It was his innovative, sustainable French office building powered by geothermal heating that impressed a committee and won him the opportunity to design an Expo pavilion.
He has helped guide the renovation to make the pavilion a better host for the French delegation last month as part of the celebration of the 50th anniversary of Sino-French diplomatic ties.
Now Dessus is working on replacing the withering plants on the façade and upgrading interior space to house a growing number of French enterprises which set up offices in the pavilion.
During Dessus’ early visit, the Shanghai Research Center on Aging released statistics showing that the number of Shanghai’s gray population is set to pass 6 million by 2025 at the current rate of increase. The aging society has arrived but many young families find it hard to look after elderly relatives at home.
Nursing homes and housing projects for the elderly have even become a hot investment prospect, attracting leading developers including China Wanke and Poly Real Estate.
Given the need, it was timely for Dessus, 58, to share details from his 30-year practice that could help in designing a better home for China’s booming aging population.
When designing a nursing home, the architect works with doctors and management staff and considers the aging development. He often puts himself in elderly people’s shoes.
“I’ve carefully studied the aging process. Most new residents of a nursing home are healthy but they will bit by bit lose the capability to take care of themselves in 10 years or so. Their rooms should be adjustable to adapt to emerging new requirements,” he says.
Dessus also talks about issues such as colors, sounds and light.
“I used different colors on different functional parts of a flat to help the elderly with location. I avoided dazzling light but used some strong light (which senile dementia patients dislike) to prevent them from walking into unwanted zones,” Dessus says. “Ordinary noise, like several people talking, is bothersome to an old person. So facilities to eliminate the noise are also considered in the design.”
Gardens are also an important element in his version of nursing homes.
“I know a garden plays an important role in the Chinese culture, where people play tai chi, meditate and sense the turn of the four seasons,” the architect says as he enjoys a garden café in the former French concession during an interview with Shanghai Daily.
“A garden offers good colors, fruit and aromatic lawns. It’s also a space for therapy, where I often designed different slopes for pedestrians. I want to adapt European ideas to Chinese nursing homes. But I also want to learn from this country, which is in a period of fast transition, famous for its rich culture and ancient civilization,” he adds.
In addition to nursing homes, another notable work of his was a school complex in France’s St Cirgues Mountain, where it is very windy and often snows in winter. He crafted a steel frame to wrap up the wooden teaching building, the center of which is a yard sprinkled with natural light. The structure protects the building, preventing it from overheating in summer sunlight and giving it an incredibly beautiful look when snow piles up on the steel frame. He also utilized nearby streams to generate part of the power needed for the building.

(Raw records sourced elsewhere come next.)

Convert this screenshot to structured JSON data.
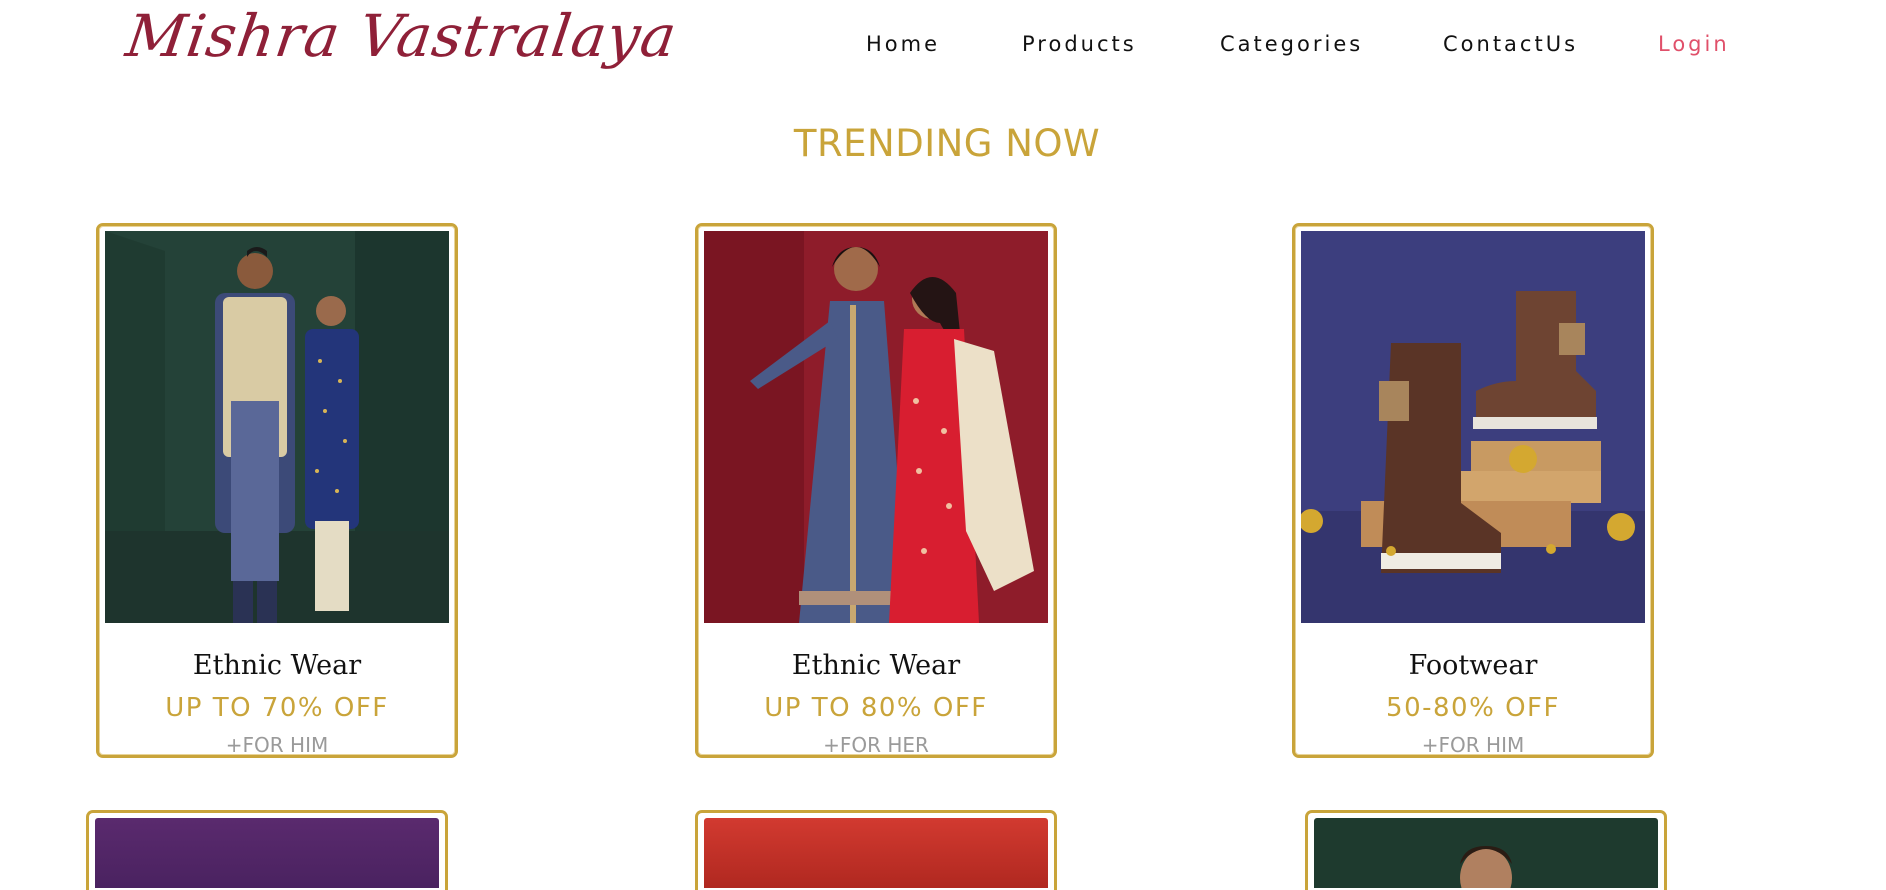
{
  "header": {
    "logo_text": "Mishra Vastralaya",
    "nav": [
      {
        "label": "Home"
      },
      {
        "label": "Products"
      },
      {
        "label": "Categories"
      },
      {
        "label": "ContactUs"
      },
      {
        "label": "Login"
      }
    ]
  },
  "section": {
    "title": "TRENDING NOW"
  },
  "cards": [
    {
      "title": "Ethnic Wear",
      "offer": "UP TO 70% OFF",
      "sub": "+FOR HIM"
    },
    {
      "title": "Ethnic Wear",
      "offer": "UP TO 80% OFF",
      "sub": "+FOR HER"
    },
    {
      "title": "Footwear",
      "offer": "50-80% OFF",
      "sub": "+FOR HIM"
    }
  ],
  "colors": {
    "brand": "#8f2038",
    "accent_gold": "#c9a43a",
    "login": "#e0506a"
  }
}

“I wanted to create a nice inner environment for the students to play, to make them willing to go to the school and proud of it, no matter how bad the weather is,” he chuckles.
Dessus says he believes that environment influences and changes people. A successful nursing home creates an environment that affects the elderly people in a positive way mentally and physically, where they love to stay, participate in more activities and communicate well with their family members and friends.
“No matter if it’s a therapy spa, a nursing home, a mental hospital or a school, my principle is to let people live in a good environment and it’s an architect’s job to create such an environment, not a building to fulfill his vanity,” he says.
While in Shanghai, Dessus set up a Shanghai studio with Detao Group for hosting master classes.